EXERCISE GOAL: The records below must be copied out completely and exactly.

[Dataset rows for apps and sites]
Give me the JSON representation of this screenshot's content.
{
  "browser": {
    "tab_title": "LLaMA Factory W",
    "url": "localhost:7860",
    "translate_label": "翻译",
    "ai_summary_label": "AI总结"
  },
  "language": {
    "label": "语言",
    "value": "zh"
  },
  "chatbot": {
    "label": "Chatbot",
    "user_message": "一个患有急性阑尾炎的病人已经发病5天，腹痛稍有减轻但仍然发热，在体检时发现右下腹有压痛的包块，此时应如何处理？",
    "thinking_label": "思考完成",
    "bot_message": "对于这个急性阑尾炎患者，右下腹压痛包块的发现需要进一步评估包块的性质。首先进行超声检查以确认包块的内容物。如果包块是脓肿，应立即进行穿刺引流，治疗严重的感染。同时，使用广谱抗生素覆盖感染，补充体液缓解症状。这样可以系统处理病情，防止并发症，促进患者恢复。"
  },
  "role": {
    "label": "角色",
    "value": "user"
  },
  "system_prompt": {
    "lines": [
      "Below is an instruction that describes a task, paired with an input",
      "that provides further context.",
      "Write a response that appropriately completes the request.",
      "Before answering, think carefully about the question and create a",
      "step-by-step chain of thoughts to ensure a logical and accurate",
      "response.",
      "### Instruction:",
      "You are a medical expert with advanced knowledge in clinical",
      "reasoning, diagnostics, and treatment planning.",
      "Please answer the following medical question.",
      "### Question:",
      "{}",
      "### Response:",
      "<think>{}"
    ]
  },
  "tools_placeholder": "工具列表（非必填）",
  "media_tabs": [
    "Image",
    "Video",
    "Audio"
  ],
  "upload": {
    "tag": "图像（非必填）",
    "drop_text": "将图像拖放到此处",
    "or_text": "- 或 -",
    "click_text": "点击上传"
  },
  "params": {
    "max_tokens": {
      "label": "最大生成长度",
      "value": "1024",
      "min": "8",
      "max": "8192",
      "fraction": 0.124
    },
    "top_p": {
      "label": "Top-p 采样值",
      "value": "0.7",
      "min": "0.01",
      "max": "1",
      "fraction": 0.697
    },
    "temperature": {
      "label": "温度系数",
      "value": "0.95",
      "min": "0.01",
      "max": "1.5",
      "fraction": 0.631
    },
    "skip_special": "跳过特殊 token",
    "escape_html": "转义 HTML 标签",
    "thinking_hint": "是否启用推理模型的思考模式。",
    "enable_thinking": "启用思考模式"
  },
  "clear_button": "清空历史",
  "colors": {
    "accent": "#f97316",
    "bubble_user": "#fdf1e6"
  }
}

EXPECTED ANSWER:
Give me the JSON representation of this screenshot's content.
{
  "browser": {
    "tab_title": "LLaMA Factory W",
    "url": "localhost:7860",
    "translate_label": "翻译",
    "ai_summary_label": "AI总结"
  },
  "language": {
    "label": "语言",
    "value": "zh"
  },
  "chatbot": {
    "label": "Chatbot",
    "user_message": "一个患有急性阑尾炎的病人已经发病5天，腹痛稍有减轻但仍然发热，在体检时发现右下腹有压痛的包块，此时应如何处理？",
    "thinking_label": "思考完成",
    "bot_message": "对于这个急性阑尾炎患者，右下腹压痛包块的发现需要进一步评估包块的性质。首先进行超声检查以确认包块的内容物。如果包块是脓肿，应立即进行穿刺引流，治疗严重的感染。同时，使用广谱抗生素覆盖感染，补充体液缓解症状。这样可以系统处理病情，防止并发症，促进患者恢复。"
  },
  "role": {
    "label": "角色",
    "value": "user"
  },
  "system_prompt": {
    "lines": [
      "Below is an instruction that describes a task, paired with an input",
      "that provides further context.",
      "Write a response that appropriately completes the request.",
      "Before answering, think carefully about the question and create a",
      "step-by-step chain of thoughts to ensure a logical and accurate",
      "response.",
      "### Instruction:",
      "You are a medical expert with advanced knowledge in clinical",
      "reasoning, diagnostics, and treatment planning.",
      "Please answer the following medical question.",
      "### Question:",
      "{}",
      "### Response:",
      "<think>{}"
    ]
  },
  "tools_placeholder": "工具列表（非必填）",
  "media_tabs": [
    "Image",
    "Video",
    "Audio"
  ],
  "upload": {
    "tag": "图像（非必填）",
    "drop_text": "将图像拖放到此处",
    "or_text": "- 或 -",
    "click_text": "点击上传"
  },
  "params": {
    "max_tokens": {
      "label": "最大生成长度",
      "value": "1024",
      "min": "8",
      "max": "8192",
      "fraction": 0.124
    },
    "top_p": {
      "label": "Top-p 采样值",
      "value": "0.7",
      "min": "0.01",
      "max": "1",
      "fraction": 0.697
    },
    "temperature": {
      "label": "温度系数",
      "value": "0.95",
      "min": "0.01",
      "max": "1.5",
      "fraction": 0.631
    },
    "skip_special": "跳过特殊 token",
    "escape_html": "转义 HTML 标签",
    "thinking_hint": "是否启用推理模型的思考模式。",
    "enable_thinking": "启用思考模式"
  },
  "clear_button": "清空历史",
  "colors": {
    "accent": "#f97316",
    "bubble_user": "#fdf1e6"
  }
}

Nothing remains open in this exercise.